The interim models are stored as .pd files in a folder called DeepRacer-SageMaker-RoboMaker-comm-account number-date
The AWS DeepRacer service can at the time of writing only reference one final model for each training job. However, should you want to swap out the model trained during the final training iteration, with any model trained in the training iterations running up to the final, you can simple swap out the model.pb file in the final model.tar.gz file. Note that you should not change the other files in the .tar.gz as this may render the model useless. Do this after your model has stopped training, or after you manually stopped training.
3.2: Evaluating the performance of your model
You may not have time in the workshop to do from step 2 onwards. Once your model training is complete you can start model evaluation. From your model details page, where you observed training, select Start evaluation. You can now select the track on which you want to evaluate the performance of your model and also the number of laps. Select the re:Invent 2018 track and 5 laps and select Start.
Once done you should see something as follows.
3.3: Race in the AWS DeepRacer League
3.4: Iterating and improving your model
Based on the evaluation of the model you should have a good idea as to whether your model can complete the track reliably, and what the average lap time is. Note that for the Virtual Circuit races you will have to complete a certain number of laps consecutively with your model, and so focus on building a reliable model. The number of laps will be determined race by race.
At this point you have to experiment and iterate on your reward function and hyperparameters. It is best to try a few different reward functions based on different driving behavior, and then evaluate them in the simulator to select the best performing one. If you have an AWS DeepRacer you can also test them in the real world.
- Increase training time beyond. If your model can't reliably complete a lap try to extend your model training time.
- Try modifying action space by increasing max speed to get faster lap times.
- Tweak your reward function to incentivize your car to drive faster : you’ll want to specifically modify progress, steps and speed variables.
- Clone your model to leverage training experience. Please note that you will not be able to change action space once a model is cloned, otherwise the job will fail.

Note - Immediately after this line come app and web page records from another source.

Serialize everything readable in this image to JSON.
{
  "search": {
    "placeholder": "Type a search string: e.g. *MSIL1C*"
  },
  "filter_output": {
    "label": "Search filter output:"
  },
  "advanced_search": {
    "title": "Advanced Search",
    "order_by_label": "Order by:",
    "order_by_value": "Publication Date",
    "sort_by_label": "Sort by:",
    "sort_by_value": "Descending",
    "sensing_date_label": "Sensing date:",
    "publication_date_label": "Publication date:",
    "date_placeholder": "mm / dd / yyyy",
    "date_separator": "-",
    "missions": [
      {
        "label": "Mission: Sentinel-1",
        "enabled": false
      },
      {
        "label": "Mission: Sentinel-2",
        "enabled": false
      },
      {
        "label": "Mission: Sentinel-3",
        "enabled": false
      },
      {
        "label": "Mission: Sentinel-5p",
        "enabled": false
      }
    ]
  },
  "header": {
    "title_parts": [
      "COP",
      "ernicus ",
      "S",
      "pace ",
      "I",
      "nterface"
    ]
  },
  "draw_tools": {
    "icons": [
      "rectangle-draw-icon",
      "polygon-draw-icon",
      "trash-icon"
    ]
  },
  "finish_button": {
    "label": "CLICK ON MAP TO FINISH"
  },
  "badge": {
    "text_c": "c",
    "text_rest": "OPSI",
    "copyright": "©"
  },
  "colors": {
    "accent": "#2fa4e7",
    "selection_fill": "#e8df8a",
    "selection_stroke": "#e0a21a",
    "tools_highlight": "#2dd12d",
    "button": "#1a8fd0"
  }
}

3.5: Analyze model performance by inspecting the RoboMaker logs
If you do want to go a step further, you can evaluate the performance of each model that was trained during the training job by inspecting the log file.
To download the log file from CloudWatch you can use the following code with Amazon CLI.
Download the RoboMaker log from CloudWatch
[Quick Analysis] Get last 10000 lines from the log
aws logs get-log-events --log-group-name "/aws/robomaker/SimulationJobs" --log-stream-name "<STREAM_NAME>" --output text --region us-east-1 > deepracer-sim.log
[Export Entire Log] Copy the log from Amazon Cloudwatch to Amazon S3. Follow the link to export all the logs to Amazon S3
You can now analyze the log file using Python Pandas and see which model iterations provided the highest total reward. Furthermore, if you did add a finish bonus, you can see which model iterations were able to finish a lap. These models are good candidates to test in the simulator and in the real world.